Harold, in his own words: “My whole life, people have looked at me and assumed that I’m something that I’m not. This has made me ask: what assumptions am I making? I used to spend my years wishing I would fade into the background of normalcy, but being gay has taught me that is an illusion. To me, being gay is a reminder to ask questions about life and reject norms and groupthink.
My greatest triumph in my life was figuring out how to make a life with Kazuki. He was Japanese and I was American, and there was no way for us to live together. We tried and tried to find loopholes in the immigration laws, and there was lots of yelling and sadness and tears, but no answers. Then one day, I eventually found a job in Canada that would immigrate each of us from our home country to Vancouver. I felt like a great husband in that moment, that I had actually turned us from two men into a family. Today we are both happily Canadian. As long as I live, I don’t think I’ll ever be able to match that.
I’m not much of a joiner and don’t really know what a “gay scene” really is. I don’t hang out with a crowd just because they like the same gender I do, I hang out with people who share my interests and my values. I haven’t been in Montreal very long, but I can tell you a little bit about the arts scene, the gaming scene, the bar scene, and various other subcultures, and they all have gay people in them.
I was outed at my high school by the school’s pastor. High school sucked after that, and when I got into college, my father, in his misguided caring, told me, “Do yourself a favour: never tell anybody.” And so I put myself back in the closet and tried dating women. It wasn’t until several years later, once I was in grad school, I was at the Keith Haring retrospective at the Whitney. They had a notebook he kept during high school and wrote notes in code. On the page it was opened to, Keith had written in code, “Rule #1: Never tell anybody.” That exhibition, with its explosive exuberance and celebration of being gay, had a powerful effect on me. On my good days, I had felt that being gay was not a bad thing, but this show made me realize how lucky I was to be gay.
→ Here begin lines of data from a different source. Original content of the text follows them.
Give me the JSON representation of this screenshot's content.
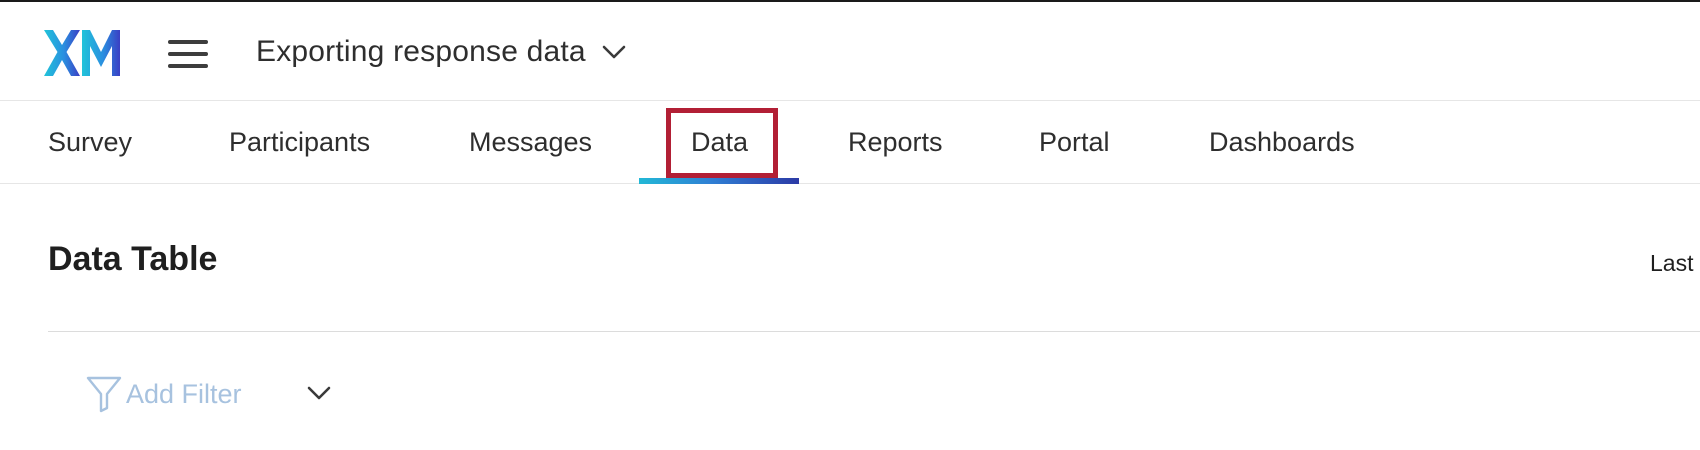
{
  "header": {
    "logo_text": "XM",
    "project_title": "Exporting response data"
  },
  "tabs": [
    {
      "label": "Survey"
    },
    {
      "label": "Participants"
    },
    {
      "label": "Messages"
    },
    {
      "label": "Data",
      "active": true
    },
    {
      "label": "Reports"
    },
    {
      "label": "Portal"
    },
    {
      "label": "Dashboards"
    }
  ],
  "page": {
    "title": "Data Table",
    "right_text": "Last"
  },
  "filter": {
    "add_label": "Add Filter"
  },
  "icons": {
    "logo": "xm-logo-icon",
    "menu": "hamburger-menu-icon",
    "title_dropdown": "chevron-down-icon",
    "filter": "funnel-icon",
    "filter_dropdown": "chevron-down-icon"
  },
  "colors": {
    "active_tab_gradient_start": "#22b8d6",
    "active_tab_gradient_end": "#2c3aa6",
    "highlight_box": "#b21f35",
    "filter_disabled": "#a7c2df"
  }
}
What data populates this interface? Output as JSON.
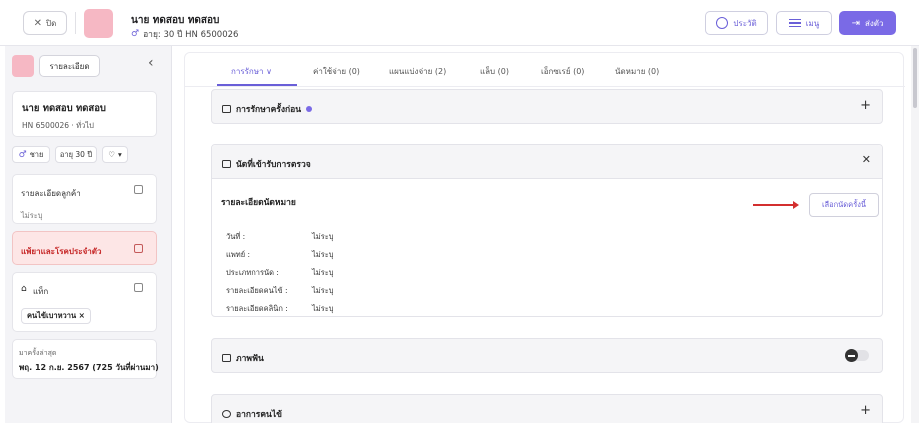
{
  "topbar": {
    "close_label": "ปิด",
    "patient_name": "นาย ทดสอบ ทดสอบ",
    "meta": "อายุ: 30 ปี HN 6500026",
    "history_label": "ประวัติ",
    "menu_label": "เมนู",
    "send_label": "ส่งตัว"
  },
  "sidebar": {
    "detail_button": "รายละเอียด",
    "name": "นาย ทดสอบ ทดสอบ",
    "hn": "HN 6500026 · ทั่วไป",
    "gender": "ชาย",
    "age": "อายุ 30 ปี",
    "customer_detail_title": "รายละเอียดลูกค้า",
    "customer_detail_value": "ไม่ระบุ",
    "allergy_title": "แพ้ยาและโรคประจำตัว",
    "tags_title": "แท็ก",
    "tag_item": "คนไข้เบาหวาน ×",
    "last_visit_label": "มาครั้งล่าสุด",
    "last_visit_value": "พฤ. 12 ก.ย. 2567 (725 วันที่ผ่านมา)"
  },
  "tabs": [
    {
      "label": "การรักษา"
    },
    {
      "label": "ค่าใช้จ่าย (0)"
    },
    {
      "label": "แผนแบ่งจ่าย (2)"
    },
    {
      "label": "แล็บ (0)"
    },
    {
      "label": "เอ็กซเรย์ (0)"
    },
    {
      "label": "นัดหมาย (0)"
    }
  ],
  "sections": {
    "previous_treatment": "การรักษาครั้งก่อน",
    "appointment_header": "นัดที่เข้ารับการตรวจ",
    "appointment_detail_title": "รายละเอียดนัดหมาย",
    "select_appointment_button": "เลือกนัดครั้งนี้",
    "dental_image": "ภาพฟัน",
    "symptoms": "อาการคนไข้"
  },
  "appointment_details": [
    {
      "label": "วันที่ :",
      "value": "ไม่ระบุ"
    },
    {
      "label": "แพทย์ :",
      "value": "ไม่ระบุ"
    },
    {
      "label": "ประเภทการนัด :",
      "value": "ไม่ระบุ"
    },
    {
      "label": "รายละเอียดคนไข้ :",
      "value": "ไม่ระบุ"
    },
    {
      "label": "รายละเอียดคลินิก :",
      "value": "ไม่ระบุ"
    }
  ],
  "colors": {
    "accent": "#7a6ae6",
    "avatar": "#f6b8c4",
    "allergy_bg": "#fde6e6",
    "allergy_text": "#c62828"
  }
}
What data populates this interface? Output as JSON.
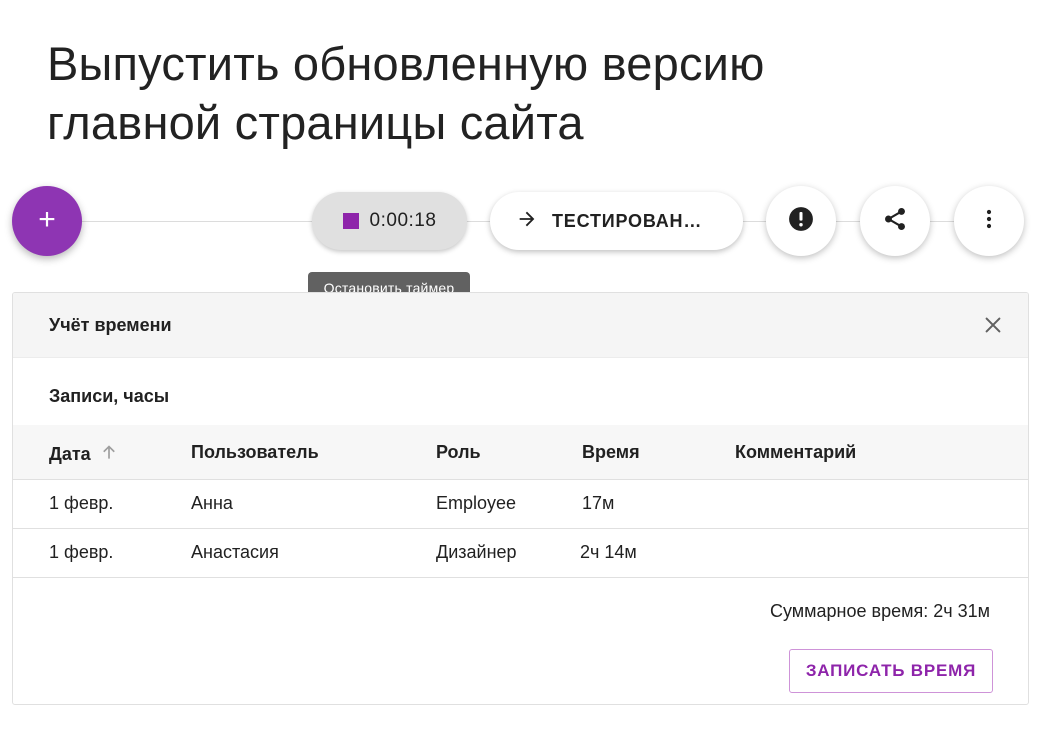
{
  "task": {
    "title": "Выпустить обновленную версию главной страницы сайта"
  },
  "toolbar": {
    "add_icon": "plus-icon",
    "timer_value": "0:00:18",
    "timer_icon": "stop-square-icon",
    "timer_tooltip": "Остановить таймер",
    "status_label": "ТЕСТИРОВАН…",
    "status_icon": "arrow-right-icon",
    "alert_icon": "exclamation-circle-icon",
    "share_icon": "share-icon",
    "more_icon": "more-vertical-icon"
  },
  "panel": {
    "title": "Учёт времени",
    "close_icon": "close-icon",
    "section_title": "Записи, часы",
    "columns": {
      "date": "Дата",
      "user": "Пользователь",
      "role": "Роль",
      "time": "Время",
      "comment": "Комментарий"
    },
    "sort_icon": "arrow-up-icon",
    "rows": [
      {
        "date": "1 февр.",
        "user": "Анна",
        "role": "Employee",
        "time": "17м",
        "comment": ""
      },
      {
        "date": "1 февр.",
        "user": "Анастасия",
        "role": "Дизайнер",
        "time": "2ч 14м",
        "comment": ""
      }
    ],
    "total": "Суммарное время: 2ч 31м",
    "log_button": "ЗАПИСАТЬ ВРЕМЯ"
  },
  "colors": {
    "accent": "#8e24aa",
    "fab": "#8e35b3",
    "tooltip_bg": "#616161"
  }
}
I immediately told all my friends as if I had this great news that I had to share, and never looked back.”
Kazuki, in his own words: “Being gay for me just means being attracted to people of the same gender. Being gay doesn’t define me, it is a part of me. Although, having said that, as an out and proud gay person, I feel some responsibility to be a positive example. There are many fellow Japanese gay men (and straight people) who think that being gay can only be like the stereotypes depicted on TV, and I think it’s good for them to know somebody who isn’t like that, and that we can be happy out of the closet and still be ourselves.
I don’t feel that I have had any challenged to overcome just because I am gay. However, I strongly feel that one of the biggest challenges we go though as gay men is to accept ourselves, and to be comfortable with ourselves.
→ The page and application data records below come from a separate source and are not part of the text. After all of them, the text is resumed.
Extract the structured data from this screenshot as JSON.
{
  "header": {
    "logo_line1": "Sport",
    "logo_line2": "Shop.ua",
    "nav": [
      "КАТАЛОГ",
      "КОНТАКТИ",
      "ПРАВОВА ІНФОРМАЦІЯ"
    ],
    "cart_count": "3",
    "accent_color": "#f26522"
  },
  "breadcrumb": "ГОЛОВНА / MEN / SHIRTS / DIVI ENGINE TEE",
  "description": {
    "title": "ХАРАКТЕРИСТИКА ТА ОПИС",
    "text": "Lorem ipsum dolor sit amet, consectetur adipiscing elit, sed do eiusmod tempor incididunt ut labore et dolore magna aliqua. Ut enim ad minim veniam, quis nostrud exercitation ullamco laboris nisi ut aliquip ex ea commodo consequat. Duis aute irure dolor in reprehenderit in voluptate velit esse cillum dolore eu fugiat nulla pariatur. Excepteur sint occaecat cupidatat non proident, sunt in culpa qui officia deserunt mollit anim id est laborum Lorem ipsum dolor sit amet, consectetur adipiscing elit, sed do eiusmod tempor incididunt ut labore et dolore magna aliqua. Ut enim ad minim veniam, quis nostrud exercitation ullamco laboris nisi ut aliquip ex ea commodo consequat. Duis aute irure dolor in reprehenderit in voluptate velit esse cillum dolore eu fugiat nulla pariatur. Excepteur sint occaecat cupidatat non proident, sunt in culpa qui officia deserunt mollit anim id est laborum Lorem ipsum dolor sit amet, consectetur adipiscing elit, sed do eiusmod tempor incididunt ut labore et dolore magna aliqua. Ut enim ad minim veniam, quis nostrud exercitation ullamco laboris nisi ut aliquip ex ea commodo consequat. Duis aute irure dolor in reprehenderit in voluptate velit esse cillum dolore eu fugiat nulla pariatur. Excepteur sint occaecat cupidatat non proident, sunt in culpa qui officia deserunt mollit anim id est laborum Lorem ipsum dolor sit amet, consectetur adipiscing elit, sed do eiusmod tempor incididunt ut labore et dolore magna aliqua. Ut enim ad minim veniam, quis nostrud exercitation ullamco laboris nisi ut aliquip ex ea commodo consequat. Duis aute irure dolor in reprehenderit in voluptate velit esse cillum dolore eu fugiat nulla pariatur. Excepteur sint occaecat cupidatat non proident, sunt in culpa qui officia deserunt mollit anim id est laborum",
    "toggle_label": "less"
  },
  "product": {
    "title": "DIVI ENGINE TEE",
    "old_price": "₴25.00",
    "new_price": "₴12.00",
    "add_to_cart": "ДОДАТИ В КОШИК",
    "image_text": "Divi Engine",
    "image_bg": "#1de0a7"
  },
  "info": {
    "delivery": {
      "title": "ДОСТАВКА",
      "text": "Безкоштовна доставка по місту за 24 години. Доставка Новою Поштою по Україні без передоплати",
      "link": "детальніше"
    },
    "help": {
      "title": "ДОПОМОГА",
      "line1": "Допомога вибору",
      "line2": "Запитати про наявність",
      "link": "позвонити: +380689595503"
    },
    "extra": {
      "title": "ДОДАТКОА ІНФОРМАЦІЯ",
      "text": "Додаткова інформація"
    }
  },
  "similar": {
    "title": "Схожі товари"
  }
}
I’ve only been (in Montreal) for a short while, so I don’t know much about the community yet. I’ll let you know when I find out.
When I left Japan for university in the US, my mom told me, “You better not go dating anyone. You’re going to university to study, not for anything else. When I came back home in the Summer of 1999, she asked me, “So, do you have a girlfriend now?” This made me wonder, what happened? Later, I found out that many of her friends were having grandchildren, which probably influenced her to think that it’s a good time for me to settle down and start a family. I was 25.
I felt like this was a perfect time: now or never. I had been thinking of coming out to my mom for such a long time and I though she would be okay with it. So, later that Summer, I came out to my mom and her boyfriend over lunch. I was wrong, and we did not speak again until I flew back to the US.
She didn’t really want to discuss anything about my personal life after that. She simply didn’t want to hear it. But I pushed the issue and told her anyway. It was only fair, since she had told me so much about her personal life, and it was my turn to share.
I think it was a more difficult time for my mom than it was for me. It took her a long time to come around. By the Summer of 2009 I had met and Harold, but when we went back to Okinawa, my mom refused to meet my husband. So I chose not to see her at all. When we were planning a second visit, she was very unhappy about it and pushed back. In the mean time, I was also talking to my younger brother about our trip, and when he found out that my mom didn’t want to see me, he did something I didn’t expect. He called my mom and scolder her, saying, “You are pushing your son away! You are destroying our family!”
I guess that made her realize what she had been doing all these years, and by the time we arrived in Okinawa she had completely changed her mind. As she describes it, when she saw both of us together, she said it felt so natural. She totally accepted me and my husband, and even arranged a small gather with my family and some of her close friends, without even telling us. It was like a wedding reception, and she told all the guests how happy and proud she was for both of us. It’s been a great ride since then.”